▼▼▼
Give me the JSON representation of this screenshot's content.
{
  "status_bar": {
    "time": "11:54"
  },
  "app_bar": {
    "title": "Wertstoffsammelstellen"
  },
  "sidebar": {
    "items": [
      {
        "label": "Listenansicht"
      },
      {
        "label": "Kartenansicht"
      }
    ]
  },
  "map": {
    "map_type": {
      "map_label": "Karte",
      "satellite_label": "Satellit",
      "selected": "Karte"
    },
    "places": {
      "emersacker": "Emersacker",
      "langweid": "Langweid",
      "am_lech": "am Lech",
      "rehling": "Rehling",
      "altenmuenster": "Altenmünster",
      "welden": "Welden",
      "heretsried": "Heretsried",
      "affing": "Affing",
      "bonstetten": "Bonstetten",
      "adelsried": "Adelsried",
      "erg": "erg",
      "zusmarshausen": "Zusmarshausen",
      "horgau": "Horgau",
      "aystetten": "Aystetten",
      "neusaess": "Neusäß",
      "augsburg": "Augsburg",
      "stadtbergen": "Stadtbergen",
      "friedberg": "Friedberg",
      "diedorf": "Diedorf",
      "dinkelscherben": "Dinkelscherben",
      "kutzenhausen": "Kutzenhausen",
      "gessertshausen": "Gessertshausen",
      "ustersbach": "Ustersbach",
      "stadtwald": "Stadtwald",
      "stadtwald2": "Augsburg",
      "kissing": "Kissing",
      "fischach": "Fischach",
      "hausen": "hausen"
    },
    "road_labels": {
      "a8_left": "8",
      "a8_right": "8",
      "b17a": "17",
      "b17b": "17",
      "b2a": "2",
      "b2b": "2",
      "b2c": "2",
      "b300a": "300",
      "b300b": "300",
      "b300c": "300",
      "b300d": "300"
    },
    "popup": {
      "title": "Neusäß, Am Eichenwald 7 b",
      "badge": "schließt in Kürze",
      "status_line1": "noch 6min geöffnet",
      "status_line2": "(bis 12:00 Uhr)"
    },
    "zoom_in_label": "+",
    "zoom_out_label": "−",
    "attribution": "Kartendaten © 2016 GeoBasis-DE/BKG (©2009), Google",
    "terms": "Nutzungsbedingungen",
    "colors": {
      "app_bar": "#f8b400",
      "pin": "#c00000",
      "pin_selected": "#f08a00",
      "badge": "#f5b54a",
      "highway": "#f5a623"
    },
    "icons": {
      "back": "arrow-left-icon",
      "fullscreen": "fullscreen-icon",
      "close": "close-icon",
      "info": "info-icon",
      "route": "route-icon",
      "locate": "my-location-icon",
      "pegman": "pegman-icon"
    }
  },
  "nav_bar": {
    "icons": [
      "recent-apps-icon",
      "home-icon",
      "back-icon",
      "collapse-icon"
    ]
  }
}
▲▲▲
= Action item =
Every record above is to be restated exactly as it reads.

= Answer for this exercise =
Give me the JSON representation of this screenshot's content.
{
  "status_bar": {
    "time": "11:54"
  },
  "app_bar": {
    "title": "Wertstoffsammelstellen"
  },
  "sidebar": {
    "items": [
      {
        "label": "Listenansicht"
      },
      {
        "label": "Kartenansicht"
      }
    ]
  },
  "map": {
    "map_type": {
      "map_label": "Karte",
      "satellite_label": "Satellit",
      "selected": "Karte"
    },
    "places": {
      "emersacker": "Emersacker",
      "langweid": "Langweid",
      "am_lech": "am Lech",
      "rehling": "Rehling",
      "altenmuenster": "Altenmünster",
      "welden": "Welden",
      "heretsried": "Heretsried",
      "affing": "Affing",
      "bonstetten": "Bonstetten",
      "adelsried": "Adelsried",
      "erg": "erg",
      "zusmarshausen": "Zusmarshausen",
      "horgau": "Horgau",
      "aystetten": "Aystetten",
      "neusaess": "Neusäß",
      "augsburg": "Augsburg",
      "stadtbergen": "Stadtbergen",
      "friedberg": "Friedberg",
      "diedorf": "Diedorf",
      "dinkelscherben": "Dinkelscherben",
      "kutzenhausen": "Kutzenhausen",
      "gessertshausen": "Gessertshausen",
      "ustersbach": "Ustersbach",
      "stadtwald": "Stadtwald",
      "stadtwald2": "Augsburg",
      "kissing": "Kissing",
      "fischach": "Fischach",
      "hausen": "hausen"
    },
    "road_labels": {
      "a8_left": "8",
      "a8_right": "8",
      "b17a": "17",
      "b17b": "17",
      "b2a": "2",
      "b2b": "2",
      "b2c": "2",
      "b300a": "300",
      "b300b": "300",
      "b300c": "300",
      "b300d": "300"
    },
    "popup": {
      "title": "Neusäß, Am Eichenwald 7 b",
      "badge": "schließt in Kürze",
      "status_line1": "noch 6min geöffnet",
      "status_line2": "(bis 12:00 Uhr)"
    },
    "zoom_in_label": "+",
    "zoom_out_label": "−",
    "attribution": "Kartendaten © 2016 GeoBasis-DE/BKG (©2009), Google",
    "terms": "Nutzungsbedingungen",
    "colors": {
      "app_bar": "#f8b400",
      "pin": "#c00000",
      "pin_selected": "#f08a00",
      "badge": "#f5b54a",
      "highway": "#f5a623"
    },
    "icons": {
      "back": "arrow-left-icon",
      "fullscreen": "fullscreen-icon",
      "close": "close-icon",
      "info": "info-icon",
      "route": "route-icon",
      "locate": "my-location-icon",
      "pegman": "pegman-icon"
    }
  },
  "nav_bar": {
    "icons": [
      "recent-apps-icon",
      "home-icon",
      "back-icon",
      "collapse-icon"
    ]
  }
}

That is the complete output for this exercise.